the Chief Clerk of the Court of Claims furnished to this Court by the Clerk does
not contain the affidavit of service referred to, but indicates it was filed on
December 2, 1999 with the Clerk. Additionally, the State argued, it is still
Claimant's burden to prove his case. Given that Claimant had not satisfied that
burden, summary judgment should not be granted.
This Court agrees. Claimant is required to establish each and every element of
his claim to a preponderance of the credible evidence.
While the State must provide inmates with reasonable protection against
foreseeable risks of attack by other inmates, [
Blake v State of New York
, 259 AD2d 878 (3d Dept. 1999); Sebastiano v
State of New York
, 112 AD2d 562 (3d Dept. 1985)], the State is not the

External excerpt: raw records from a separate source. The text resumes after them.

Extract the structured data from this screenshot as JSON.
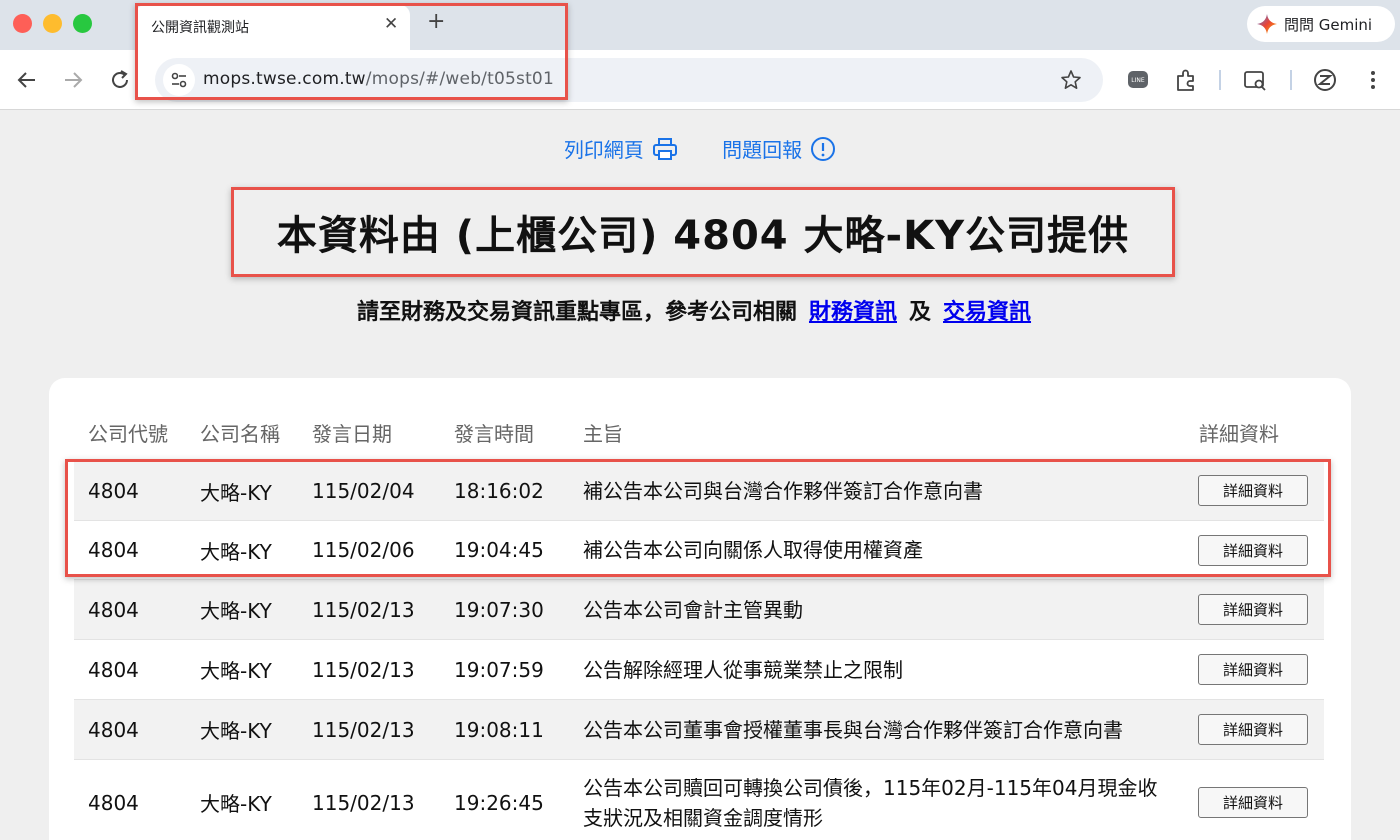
{
  "browser": {
    "tab_title": "公開資訊觀測站",
    "new_tab": "+",
    "close": "✕",
    "gemini_label": "問問 Gemini",
    "url_host": "mops.twse.com.tw",
    "url_path": "/mops/#/web/t05st01"
  },
  "utility": {
    "print_label": "列印網頁",
    "report_label": "問題回報"
  },
  "heading": "本資料由 (上櫃公司) 4804 大略-KY公司提供",
  "subline": {
    "text": "請至財務及交易資訊重點專區，參考公司相關",
    "finance_link": "財務資訊",
    "and": "及",
    "trade_link": "交易資訊"
  },
  "table": {
    "headers": [
      "公司代號",
      "公司名稱",
      "發言日期",
      "發言時間",
      "主旨",
      "詳細資料"
    ],
    "button_label": "詳細資料",
    "rows": [
      {
        "code": "4804",
        "name": "大略-KY",
        "date": "115/02/04",
        "time": "18:16:02",
        "subject": "補公告本公司與台灣合作夥伴簽訂合作意向書"
      },
      {
        "code": "4804",
        "name": "大略-KY",
        "date": "115/02/06",
        "time": "19:04:45",
        "subject": "補公告本公司向關係人取得使用權資產"
      },
      {
        "code": "4804",
        "name": "大略-KY",
        "date": "115/02/13",
        "time": "19:07:30",
        "subject": "公告本公司會計主管異動"
      },
      {
        "code": "4804",
        "name": "大略-KY",
        "date": "115/02/13",
        "time": "19:07:59",
        "subject": "公告解除經理人從事競業禁止之限制"
      },
      {
        "code": "4804",
        "name": "大略-KY",
        "date": "115/02/13",
        "time": "19:08:11",
        "subject": "公告本公司董事會授權董事長與台灣合作夥伴簽訂合作意向書"
      },
      {
        "code": "4804",
        "name": "大略-KY",
        "date": "115/02/13",
        "time": "19:26:45",
        "subject": "公告本公司贖回可轉換公司債後，115年02月-115年04月現金收支狀況及相關資金調度情形"
      }
    ]
  },
  "colors": {
    "link": "#1a73e8",
    "hyperlink": "#0000ee",
    "annotation": "#e8524a"
  }
}
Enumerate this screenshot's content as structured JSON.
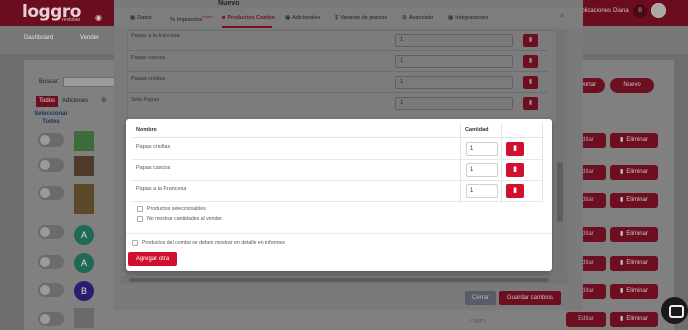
{
  "app": {
    "logo_text": "loggro",
    "logo_sub": "restobar",
    "top_right_text_1": "aplicaciones",
    "top_right_text_2": "Diana",
    "notification_count": "0"
  },
  "subnav": {
    "dashboard": "Dashboard",
    "vender": "Vender"
  },
  "background": {
    "search_label": "Buscar:",
    "tabs": [
      "Todos",
      "Adiciones",
      "B"
    ],
    "select_all": "Seleccionar Todos",
    "avatars": [
      "A",
      "A",
      "B"
    ],
    "import_label": "Importar",
    "new_label": "Nuevo",
    "edit_label": "Editar",
    "delete_label": "Eliminar",
    "footer_text": "Loggro"
  },
  "modal_product": {
    "title": "Nuevo",
    "tabs": [
      {
        "label": "Datos",
        "badge": ""
      },
      {
        "label": "Impuestos",
        "badge": "Nuevo"
      },
      {
        "label": "Productos Combo",
        "badge": ""
      },
      {
        "label": "Adicionales",
        "badge": ""
      },
      {
        "label": "Variante de precios",
        "badge": ""
      },
      {
        "label": "Avanzado",
        "badge": ""
      },
      {
        "label": "Integraciones",
        "badge": ""
      }
    ],
    "close_icon": "×",
    "rows": [
      {
        "label": "Papas a la francesa",
        "qty": "1"
      },
      {
        "label": "Papas cascos",
        "qty": "1"
      },
      {
        "label": "Papas criollas",
        "qty": "1"
      },
      {
        "label": "Solo Papas",
        "qty": "1"
      }
    ],
    "cancel_label": "Cerrar",
    "save_label": "Guardar cambios"
  },
  "modal_combo": {
    "col_name": "Nombre",
    "col_qty": "Cantidad",
    "items": [
      {
        "name": "Papas criollas",
        "qty": "1"
      },
      {
        "name": "Papas cascos",
        "qty": "1"
      },
      {
        "name": "Papas a la Francesa",
        "qty": "1"
      }
    ],
    "check_selected": "Productos seleccionables",
    "check_hide_qty": "No mostrar cantidades al vender",
    "check_detail": "Productos del combo se deben mostrar en detalle en informes",
    "add_label": "Agregar otra"
  },
  "colors": {
    "brand": "#d0102d",
    "brand_dark": "#6e0f21"
  }
}
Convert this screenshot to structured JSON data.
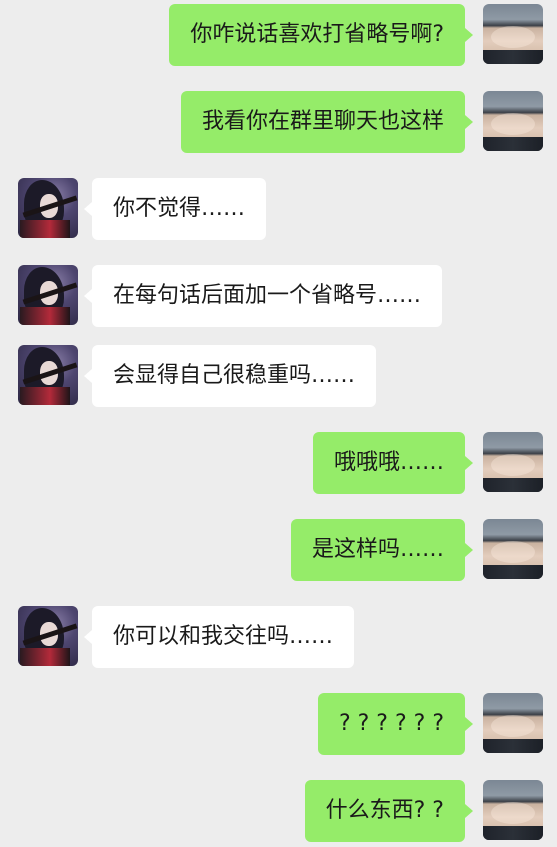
{
  "messages": [
    {
      "side": "right",
      "text": "你咋说话喜欢打省略号啊?"
    },
    {
      "side": "right",
      "text": "我看你在群里聊天也这样"
    },
    {
      "side": "left",
      "text": "你不觉得……"
    },
    {
      "side": "left",
      "text": "在每句话后面加一个省略号……"
    },
    {
      "side": "left",
      "text": "会显得自己很稳重吗……"
    },
    {
      "side": "right",
      "text": "哦哦哦……"
    },
    {
      "side": "right",
      "text": "是这样吗……"
    },
    {
      "side": "left",
      "text": "你可以和我交往吗……"
    },
    {
      "side": "right",
      "text": "? ? ? ? ? ?"
    },
    {
      "side": "right",
      "text": "什么东西? ?"
    }
  ],
  "colors": {
    "background": "#ededed",
    "sent_bubble": "#95ec69",
    "received_bubble": "#ffffff",
    "text": "#1a1a1a"
  },
  "icons": {
    "self_avatar": "avatar-self-photo",
    "other_avatar": "avatar-anime-character"
  }
}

insurer of the safety of inmates, and the fact that an assault occurs does not
give rise to the inference of negligence (Sebastiano v State of New York

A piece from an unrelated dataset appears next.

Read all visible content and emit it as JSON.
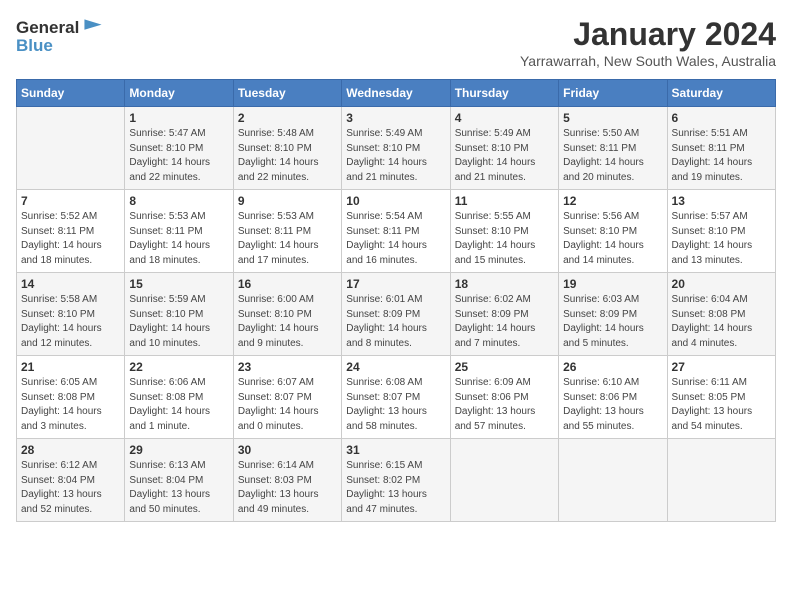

). In order to establish liability on the State's part, an
inmate claimant must allege and prove one of the following grounds: (1) the
victim was a known risk and the State failed to provide reasonable protection
, Sebastiano v State of New York
(2) the State had notice that the assailant was dangerous and refused to take
the proper precautions [See
, Littlejohn v State of New
, 218 AD2d 833 (3d Dept. 1995); Wilson v State of New York
AD2d 559 (3d Dept. 1971)]; or (3) the State had notice and the opportunity to
intervene to protect the inmate victim and failed to act. Smith v State of
, 284 AD2d 741, 728 NYS2d 530 (3d Dept. 2001). The mere fact that
a correction officer is not present at the precise time and place of an assault
does not give rise to an inference of negligence absent a showing that officials
had notice of a foreseeable dangerous situation. Colon v State of New
, 209 AD2d 842 (3d Dept. 1994); Padgett v State of New York
AD2d 914 (4th Dept. 1990), lv denied,
76 NY2d 711
Additionally, the court must consider whether there was information which would
trigger any heightened awareness of a risk to this inmate - any "suspicious"
behavior such as an individual leaving an assigned work post, or stuffing
magazines in his shirt to avoid injury - to alert correction personnel of a
specific danger brewing.
, Huertas v State of New York
, 84 AD2d 650
(3d Dept. 1981).
Even an inmate's request for protective custody may not necessarily trigger a
specific duty to protect, if the inmate does "...not alert the
interviewing...[correction officers] of his past problems, a specific hazard or
a particular urgency to his situation."
Roudette v State of New York
, 224 AD2d 808, 809 (3d Dept. 1996).
The fact that officers may not have been present at the precise time and place
of the assault, does not give rise to liability.
Colon v State of New York
; Padgett v State of New
. "...[U]nremitting supervision..." is not required.
Colon v State of New York
, at 844. When the assault
occurred here, it was dealt with in a comprehensive and appropriate fashion, and
immediate medical care was given.
Based upon this record, Claimant has failed to establish that the State failed
to provide him with reasonable protection against a foreseeable risk of harm. In
both versions of the facts: those contained in his claim, and those that he
testified to, there was no notice to the state of a dangerous situation
developing between this Claimant and others; no showing that the State had been
made aware of any enemies and correction officers were in the area - if not
directly at the gallery posts - and promptly came to Claimant's aid when he was
attacked. Accordingly, Claim Number 101243 is dismissed in its entirety.
Let Judgment be entered accordingly.